In between flashes of epiphany, I have decided to delight a little in Tiffany’s.
My first Tiffany piece was the kidney bean sterling silver pendant, designed by Elsa Peretti.
It is so simple and understated that in all honesty, I didn’t get a kick out of wearing it day in day out because it was one of the quietest pieces of jewellery I ever owned. It was so quiet I’d forget I was wearing it.
But the allure of Tiffany beckoned. My second piece was a heart pendant,
except it had “XOXO” inscribed on it, in tribute to my then-favourite TV series, Gossip Girl (Season 1 and 2). One of the main characters, Serena van der Woodsen, actually wears a Tiffany Notes gold pendant, which I have also.
The allure began, for me in little Singapore, with the Audrey Hepburn film of course. The branding of Tiffany is flawless, probably has been since day one (circa 1837), and its designs have been worn by such famous U.S. families as the Astors, the Vanderbilts, Posts, Huttons and the Morgans. Athletes, Hollywood stars, and even European royalty adored these diamonds. Museums valued the Tiffany designs, which ranged from the Art Nouveau period to Art Deco to today’s modern styles.
Did you know that it was a Tiffany’s gemologist who was instrumental in the international adoption of the metric carat as a weight standard for gems? And that the Tiffany standard for sterling and platinum have been adopted as United States Standards? There’s quality, cache, and influence for you.
Of course anything worth its weight in carats is going to be copied. I found vendors peddling rip-offs of the elegant pendants and charms I knew so well on a sidewalk of Krabi last year. At $10 for the iconic starfish by Elsa Peretti, why not?
The Tiffany key is elegance nonpareil with its rounded body and intricate fretwork on the heads of the keys. This one is a checkerboard diamond pendant, which is even lighter than the kidney bean, and cost at least 20 times as much. The first time I tried it on, I was wearing my white Club Monaco tee, a fairy-like cotton skirt, and a white angora cap, which was a nod to Tokyo style. The pendant fit right into the look and I was hooked.

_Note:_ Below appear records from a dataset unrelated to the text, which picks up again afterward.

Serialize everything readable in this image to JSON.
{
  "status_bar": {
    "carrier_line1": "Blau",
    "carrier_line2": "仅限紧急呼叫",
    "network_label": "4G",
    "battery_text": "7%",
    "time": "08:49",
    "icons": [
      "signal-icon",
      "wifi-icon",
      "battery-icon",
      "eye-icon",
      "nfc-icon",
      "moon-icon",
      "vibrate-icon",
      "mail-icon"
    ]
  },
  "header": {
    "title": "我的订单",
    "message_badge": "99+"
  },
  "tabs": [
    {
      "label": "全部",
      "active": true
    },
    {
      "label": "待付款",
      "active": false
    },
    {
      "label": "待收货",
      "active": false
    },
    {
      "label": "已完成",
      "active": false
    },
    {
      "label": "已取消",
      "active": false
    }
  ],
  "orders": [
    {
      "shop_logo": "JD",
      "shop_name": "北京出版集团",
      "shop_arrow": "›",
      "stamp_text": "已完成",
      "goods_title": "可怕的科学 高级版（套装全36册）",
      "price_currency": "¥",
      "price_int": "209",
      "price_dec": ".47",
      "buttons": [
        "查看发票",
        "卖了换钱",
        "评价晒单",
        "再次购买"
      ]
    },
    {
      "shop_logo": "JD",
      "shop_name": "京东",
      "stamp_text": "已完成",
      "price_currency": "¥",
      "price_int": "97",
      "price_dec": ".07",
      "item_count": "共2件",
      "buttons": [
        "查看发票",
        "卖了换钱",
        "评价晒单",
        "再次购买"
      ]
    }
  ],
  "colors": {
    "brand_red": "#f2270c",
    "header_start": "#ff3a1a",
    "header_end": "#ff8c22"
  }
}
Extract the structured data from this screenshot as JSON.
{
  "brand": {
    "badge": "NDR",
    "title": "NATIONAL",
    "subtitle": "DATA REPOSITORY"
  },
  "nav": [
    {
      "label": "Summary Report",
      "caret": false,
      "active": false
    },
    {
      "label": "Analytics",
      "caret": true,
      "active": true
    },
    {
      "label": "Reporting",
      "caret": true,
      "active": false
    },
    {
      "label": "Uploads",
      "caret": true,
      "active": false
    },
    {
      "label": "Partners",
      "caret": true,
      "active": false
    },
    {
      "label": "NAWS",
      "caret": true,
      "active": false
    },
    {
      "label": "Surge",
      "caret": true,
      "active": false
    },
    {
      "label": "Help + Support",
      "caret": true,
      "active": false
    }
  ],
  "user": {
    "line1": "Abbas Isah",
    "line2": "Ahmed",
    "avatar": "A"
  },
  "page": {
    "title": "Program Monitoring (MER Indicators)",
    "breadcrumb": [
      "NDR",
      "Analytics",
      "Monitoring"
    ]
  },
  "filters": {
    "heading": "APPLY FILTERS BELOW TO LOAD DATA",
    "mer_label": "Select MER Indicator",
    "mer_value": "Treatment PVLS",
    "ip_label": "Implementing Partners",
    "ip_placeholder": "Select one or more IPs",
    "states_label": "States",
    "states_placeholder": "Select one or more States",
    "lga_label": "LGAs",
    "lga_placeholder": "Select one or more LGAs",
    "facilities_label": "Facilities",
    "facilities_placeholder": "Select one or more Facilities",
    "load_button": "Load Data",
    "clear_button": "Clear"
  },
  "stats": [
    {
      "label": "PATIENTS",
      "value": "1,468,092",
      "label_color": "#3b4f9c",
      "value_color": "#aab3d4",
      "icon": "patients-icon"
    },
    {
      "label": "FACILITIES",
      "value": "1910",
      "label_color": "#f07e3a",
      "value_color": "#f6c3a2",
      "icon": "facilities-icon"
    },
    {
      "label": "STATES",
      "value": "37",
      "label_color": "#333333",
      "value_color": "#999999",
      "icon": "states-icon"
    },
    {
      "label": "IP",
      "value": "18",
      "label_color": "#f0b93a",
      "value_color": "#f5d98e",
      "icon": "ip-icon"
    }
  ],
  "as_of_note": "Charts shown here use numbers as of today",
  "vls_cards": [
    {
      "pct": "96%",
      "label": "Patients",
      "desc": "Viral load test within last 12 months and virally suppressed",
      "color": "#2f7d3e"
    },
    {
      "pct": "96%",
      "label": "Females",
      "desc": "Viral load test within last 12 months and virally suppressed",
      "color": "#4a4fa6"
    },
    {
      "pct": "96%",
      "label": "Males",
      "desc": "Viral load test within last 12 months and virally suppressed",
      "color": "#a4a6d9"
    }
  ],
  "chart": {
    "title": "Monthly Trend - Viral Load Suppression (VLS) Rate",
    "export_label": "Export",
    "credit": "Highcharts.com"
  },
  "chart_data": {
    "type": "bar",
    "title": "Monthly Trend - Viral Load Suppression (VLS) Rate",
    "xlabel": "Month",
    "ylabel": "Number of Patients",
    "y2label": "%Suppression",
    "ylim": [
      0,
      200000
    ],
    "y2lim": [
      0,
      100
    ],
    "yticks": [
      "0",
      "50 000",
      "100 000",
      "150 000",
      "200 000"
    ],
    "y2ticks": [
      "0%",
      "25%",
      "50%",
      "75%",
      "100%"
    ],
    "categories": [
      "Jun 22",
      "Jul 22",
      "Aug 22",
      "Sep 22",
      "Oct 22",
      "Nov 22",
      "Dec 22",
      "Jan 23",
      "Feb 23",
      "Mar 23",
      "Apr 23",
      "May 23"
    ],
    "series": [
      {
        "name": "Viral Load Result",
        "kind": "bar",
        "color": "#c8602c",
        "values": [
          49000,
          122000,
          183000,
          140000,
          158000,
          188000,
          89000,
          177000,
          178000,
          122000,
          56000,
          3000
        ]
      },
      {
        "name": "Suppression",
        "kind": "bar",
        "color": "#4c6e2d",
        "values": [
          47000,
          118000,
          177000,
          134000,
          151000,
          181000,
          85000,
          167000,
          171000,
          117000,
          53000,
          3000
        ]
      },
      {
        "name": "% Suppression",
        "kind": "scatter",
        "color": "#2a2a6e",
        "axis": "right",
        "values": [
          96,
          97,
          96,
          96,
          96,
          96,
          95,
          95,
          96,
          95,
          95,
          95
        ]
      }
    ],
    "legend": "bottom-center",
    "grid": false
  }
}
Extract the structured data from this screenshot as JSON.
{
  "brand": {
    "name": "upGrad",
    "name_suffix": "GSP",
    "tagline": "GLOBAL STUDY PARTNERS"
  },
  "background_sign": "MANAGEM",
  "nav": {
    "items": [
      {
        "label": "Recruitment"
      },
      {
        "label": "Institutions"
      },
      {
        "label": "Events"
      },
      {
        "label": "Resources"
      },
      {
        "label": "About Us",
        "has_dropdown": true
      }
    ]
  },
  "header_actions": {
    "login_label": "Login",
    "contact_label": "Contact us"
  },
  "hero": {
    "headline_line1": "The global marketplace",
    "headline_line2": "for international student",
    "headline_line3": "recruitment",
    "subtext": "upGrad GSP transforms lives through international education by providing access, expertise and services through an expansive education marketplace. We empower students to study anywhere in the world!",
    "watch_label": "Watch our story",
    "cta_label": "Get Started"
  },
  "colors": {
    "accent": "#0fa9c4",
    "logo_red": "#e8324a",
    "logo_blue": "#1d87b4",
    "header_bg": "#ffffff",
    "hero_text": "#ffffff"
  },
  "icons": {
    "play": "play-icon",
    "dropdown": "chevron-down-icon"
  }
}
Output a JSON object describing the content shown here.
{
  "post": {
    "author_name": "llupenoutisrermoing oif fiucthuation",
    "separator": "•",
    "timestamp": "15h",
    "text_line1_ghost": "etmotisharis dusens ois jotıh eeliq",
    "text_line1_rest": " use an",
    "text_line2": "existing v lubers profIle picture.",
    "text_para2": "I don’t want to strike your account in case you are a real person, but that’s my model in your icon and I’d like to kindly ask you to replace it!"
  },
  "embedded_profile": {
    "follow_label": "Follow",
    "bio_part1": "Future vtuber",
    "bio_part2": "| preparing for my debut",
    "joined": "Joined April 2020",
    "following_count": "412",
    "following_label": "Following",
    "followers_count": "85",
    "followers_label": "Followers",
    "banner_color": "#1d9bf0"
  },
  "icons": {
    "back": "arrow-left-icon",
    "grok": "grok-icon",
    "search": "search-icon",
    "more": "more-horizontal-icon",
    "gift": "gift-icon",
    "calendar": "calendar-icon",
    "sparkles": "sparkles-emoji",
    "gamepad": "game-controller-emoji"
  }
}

“There’s a tremendous profit margin on the tchotchkes they’re selling and I understand the appeal of that. But the most valuable thing that Tiffany has is their brand name. You can’t be everything to everybody.” — Howard Davidowitz, chairman of a New-York-based retail consulting and investment-banking firm.
He’s right, you know. What Tiffany has is resonance. Bling!